Three years ago, I saved my sewing machine from the attic and taught myself how to thread a machine and wind a bobbin via the wonders of the Internet. Since then, I’ve used the bustling online sewing community to navigate the ins and outs of home sewing.
So I like to think I’m a dab hand with the sewing machine, even if sometimes I can’t quite manage to sew in a straight line. Let’s not even get started on the evils of buttonholes.
You’d be forgiven for thinking my mad skillz with a needle and thread (but not buttonholes) mean my wardrobe is full to the brim of self-stitched clothing. In actuality, my self-made items take up only a tiny part of my drawers. I’d estimate I made or refashioned about 5% of my wardrobe.
There are plenty of excuses I could give for this, but it’s a pretty poor statistic for someone who goes on about stitching as much as I do. Lately I’ve fallen into a sewing rut and back into my lazy clothing habits, and our generation is pretty lazy when it comes to clothing. “Make do and mend” was the motto during the second world war but nowadays we’ll settle for something which will fall apart in a matter of months if it’s colourful and cheap enough. Fast fashion reigns supreme on the high street and in our wardrobes, and mine is no exception.
Yet across the blogosphere there are plenty examples of people who have put down the shopping bags and picked up their needle and thread instead. Take Mena Trott of The Sew Weekly. In 2010 she took on the hefty challenge of filling her wardrobe solely with clothes she had sewn herself. A year on, she’s encouraging a whole communityof sewers to do the same.

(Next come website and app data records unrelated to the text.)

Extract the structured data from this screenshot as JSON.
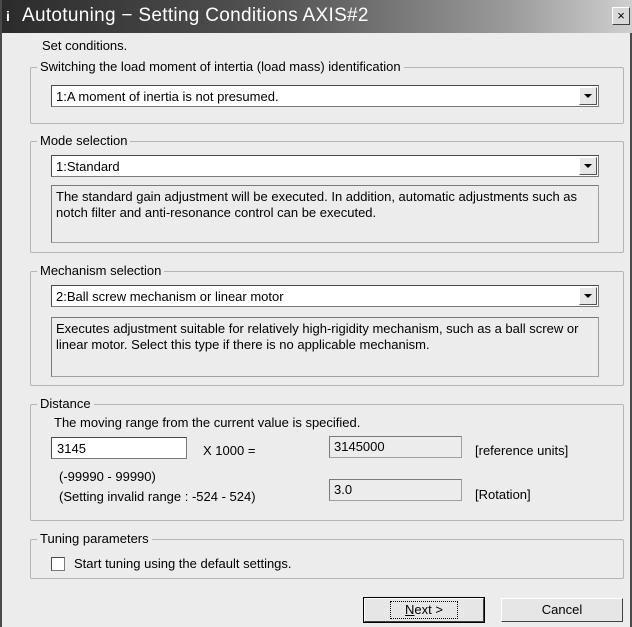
{
  "window": {
    "title": "Autotuning − Setting Conditions AXIS#2",
    "title_icon": "i",
    "close_label": "×"
  },
  "intro": "Set conditions.",
  "identification": {
    "legend": "Switching the load moment of intertia (load mass) identification",
    "selected": "1:A moment of inertia is not presumed."
  },
  "mode": {
    "legend": "Mode selection",
    "selected": "1:Standard",
    "description": "The standard gain adjustment will be executed. In addition, automatic adjustments such as notch filter and anti-resonance control can be executed."
  },
  "mechanism": {
    "legend": "Mechanism selection",
    "selected": "2:Ball screw mechanism or linear motor",
    "description": "Executes adjustment suitable for relatively high-rigidity mechanism, such as a ball screw or linear motor. Select this type if there is no applicable mechanism."
  },
  "distance": {
    "legend": "Distance",
    "note": "The moving range from the current value is specified.",
    "input_value": "3145",
    "multiplier": "X 1000 =",
    "result_value": "3145000",
    "result_unit": "[reference units]",
    "range_text": "(-99990 - 99990)",
    "invalid_range_text": "(Setting invalid range : -524 - 524)",
    "rotation_value": "3.0",
    "rotation_unit": "[Rotation]"
  },
  "tuning": {
    "legend": "Tuning parameters",
    "checkbox_label": "Start tuning using the default settings.",
    "checked": false
  },
  "buttons": {
    "next_mnemonic": "N",
    "next_rest": "ext >",
    "cancel": "Cancel"
  }
}
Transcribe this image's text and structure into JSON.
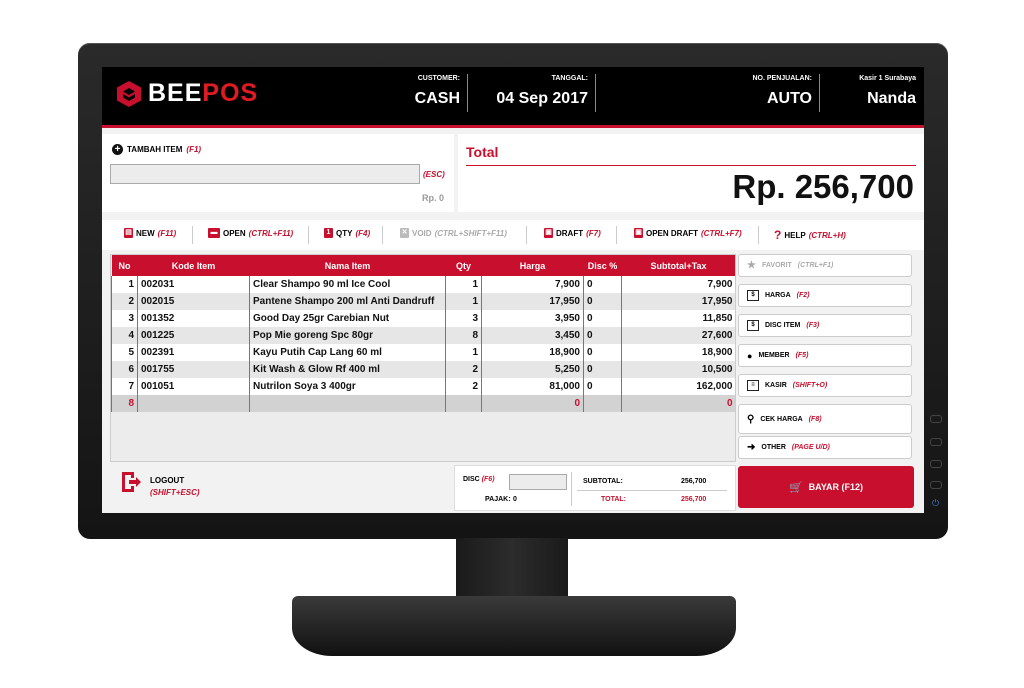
{
  "header": {
    "brand": {
      "part1": "BEE",
      "part2": "POS"
    },
    "customer": {
      "label": "CUSTOMER:",
      "value": "CASH"
    },
    "tanggal": {
      "label": "TANGGAL:",
      "value": "04 Sep 2017"
    },
    "no_penjualan": {
      "label": "NO. PENJUALAN:",
      "value": "AUTO"
    },
    "kasir": {
      "label": "Kasir 1 Surabaya",
      "value": "Nanda"
    }
  },
  "add_item": {
    "label": "TAMBAH ITEM",
    "shortcut": "(F1)",
    "input_value": "",
    "esc": "(ESC)",
    "price": "Rp. 0"
  },
  "total": {
    "label": "Total",
    "value": "Rp. 256,700"
  },
  "toolbar": [
    {
      "label": "NEW",
      "shortcut": "(F11)"
    },
    {
      "label": "OPEN",
      "shortcut": "(CTRL+F11)"
    },
    {
      "label": "QTY",
      "shortcut": "(F4)"
    },
    {
      "label": "VOID",
      "shortcut": "(CTRL+SHIFT+F11)"
    },
    {
      "label": "DRAFT",
      "shortcut": "(F7)"
    },
    {
      "label": "OPEN DRAFT",
      "shortcut": "(CTRL+F7)"
    },
    {
      "label": "HELP",
      "shortcut": "(CTRL+H)"
    }
  ],
  "table": {
    "headers": [
      "No",
      "Kode Item",
      "Nama Item",
      "Qty",
      "Harga",
      "Disc %",
      "Subtotal+Tax"
    ],
    "rows": [
      [
        "1",
        "002031",
        "Clear Shampo 90 ml Ice Cool",
        "1",
        "7,900",
        "0",
        "7,900"
      ],
      [
        "2",
        "002015",
        "Pantene Shampo 200 ml Anti Dandruff",
        "1",
        "17,950",
        "0",
        "17,950"
      ],
      [
        "3",
        "001352",
        "Good Day 25gr Carebian Nut",
        "3",
        "3,950",
        "0",
        "11,850"
      ],
      [
        "4",
        "001225",
        "Pop Mie goreng Spc 80gr",
        "8",
        "3,450",
        "0",
        "27,600"
      ],
      [
        "5",
        "002391",
        "Kayu Putih Cap Lang 60 ml",
        "1",
        "18,900",
        "0",
        "18,900"
      ],
      [
        "6",
        "001755",
        "Kit Wash & Glow Rf 400 ml",
        "2",
        "5,250",
        "0",
        "10,500"
      ],
      [
        "7",
        "001051",
        "Nutrilon Soya 3 400gr",
        "2",
        "81,000",
        "0",
        "162,000"
      ]
    ],
    "new_row": [
      "8",
      "",
      "",
      "",
      "0",
      "",
      "0"
    ]
  },
  "side_buttons": [
    {
      "label": "FAVORIT",
      "shortcut": "(CTRL+F1)",
      "icon": "star-icon"
    },
    {
      "label": "HARGA",
      "shortcut": "(F2)",
      "icon": "price-icon"
    },
    {
      "label": "DISC ITEM",
      "shortcut": "(F3)",
      "icon": "discount-icon"
    },
    {
      "label": "MEMBER",
      "shortcut": "(F5)",
      "icon": "user-icon"
    },
    {
      "label": "KASIR",
      "shortcut": "(SHIFT+O)",
      "icon": "cashier-icon"
    },
    {
      "label": "CEK HARGA",
      "shortcut": "(F8)",
      "icon": "search-icon"
    },
    {
      "label": "OTHER",
      "shortcut": "(PAGE U/D)",
      "icon": "arrow-right-icon"
    }
  ],
  "bayar": {
    "label": "BAYAR (F12)"
  },
  "logout": {
    "label": "LOGOUT",
    "shortcut": "(SHIFT+ESC)"
  },
  "summary": {
    "disc_label": "DISC",
    "disc_shortcut": "(F6)",
    "disc_value": "",
    "pajak_label": "PAJAK:",
    "pajak_value": "0",
    "subtotal_label": "SUBTOTAL:",
    "subtotal_value": "256,700",
    "total_label": "TOTAL:",
    "total_value": "256,700"
  },
  "colors": {
    "accent": "#c8102e",
    "header_bg": "#000000"
  }
}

Then there’s Zoe of So, Zo…, a seamstress very much concerned with sustainable fashion. You name the garment, she’s probably made it. We’re talking coats, dresses, jogging tops and even pants. In March, May and September she challenges her readers to join her in a month of wearing nothing but self made garments.
In more productive sewing days...
As for me? For the past few months I’ve been in somewhat of a sewing rut, to the point where I’m at the risk of edging out the me-made side of my wardrobe completely. This will not do!
So I’ve set myself a bit of a challenge.With the Interwebs as my witness, I plan to spend the duration of my postgraduate diploma at Cardiff, which ends in July 2012, sewing or refashioning all of my clothes. Under no circumstances am I allowed to purchase ready-made garments from any shops unless they are bonafide vintage or second-hand.
This blog will serve as evidence I’m keeping up with my pledge meaning you can all tell me off if I end up slacking. If I fail miserably, then you’re all entitled to point, laugh and tease until you’re red in the faces.
So what can you expect here at Seamless? I want to explore the avenues outside of mass made clothing, whether that’s through sewing, knitting, trawling through charity shops, gawking at vintage wares or using good old eBay. Wish me luck!